Being a coach and a teacher for so many years, I’ve developed the niche for helping others. When it comes to volleyball, I absolutely love taking the weaker, underdeveloped, new volleyball players and do my best to turn them into Olympians. Oh, maybe not quite that level, but someone who can compete in a competitive league when they leave this place. I love to drill fundamentals into their heads, along with a constant flow of encouraging and uplifting words. Seeing a smile on their face when they make a great play sometimes excites me more than it does them. It doesn’t matter who they are or how well they play, as long as they are willing to listen, I will always be willing to help someone out, and critique them in a positive and loving way. That is why teaching volleyball and helping others succeed is another one of my best moments here in prison. Unfortunately, I will never be able to coach again, but I do know God is developing my people skills into something that is bigger than anything I could ever imagine.

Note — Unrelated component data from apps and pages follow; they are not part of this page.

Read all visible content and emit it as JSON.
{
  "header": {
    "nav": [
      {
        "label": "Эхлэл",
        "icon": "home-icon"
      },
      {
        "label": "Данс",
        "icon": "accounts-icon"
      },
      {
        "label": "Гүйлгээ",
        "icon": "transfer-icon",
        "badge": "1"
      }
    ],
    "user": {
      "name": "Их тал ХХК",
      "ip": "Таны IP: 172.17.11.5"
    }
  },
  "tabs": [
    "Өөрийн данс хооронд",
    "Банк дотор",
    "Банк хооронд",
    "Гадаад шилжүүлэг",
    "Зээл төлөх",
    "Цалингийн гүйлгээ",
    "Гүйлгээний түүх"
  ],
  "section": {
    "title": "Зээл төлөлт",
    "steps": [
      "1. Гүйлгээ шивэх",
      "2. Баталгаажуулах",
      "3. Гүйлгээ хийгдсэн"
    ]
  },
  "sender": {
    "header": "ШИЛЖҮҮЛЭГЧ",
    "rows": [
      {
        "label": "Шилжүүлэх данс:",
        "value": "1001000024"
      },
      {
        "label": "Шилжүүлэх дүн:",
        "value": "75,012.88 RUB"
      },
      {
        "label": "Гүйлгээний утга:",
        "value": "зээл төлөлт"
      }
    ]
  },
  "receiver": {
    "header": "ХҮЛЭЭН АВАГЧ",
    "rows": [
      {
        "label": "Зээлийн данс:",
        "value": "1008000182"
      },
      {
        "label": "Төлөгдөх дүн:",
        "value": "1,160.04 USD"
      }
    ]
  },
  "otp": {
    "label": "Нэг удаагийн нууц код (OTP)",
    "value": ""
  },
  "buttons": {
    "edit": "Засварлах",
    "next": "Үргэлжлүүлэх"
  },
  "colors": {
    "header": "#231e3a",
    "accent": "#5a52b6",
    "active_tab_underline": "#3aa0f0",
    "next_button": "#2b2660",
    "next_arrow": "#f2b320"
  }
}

I sometimes may not be the best at sharing God’s Word to others verbally, but I do know I give it my all when leading by example. I try to not only live my life by being a hearer of the Word, but being a doer of the Word as well, Yes, people are a big part of my life as you can see by all of my best moments here in prison. I don’t let prison get the best of me, but I sure do know I try to make the best of prison. I’ve said this many times before, I’m not happy I’m here in prison, but I am happy God is using me here to become the man He wants me to be. And for that I give thanks to God, family, friends, inmates and loved ones for helping me define all of these best moments in prison as I await the best moment still to come – hearing the words, “You’re free to go, Perino!”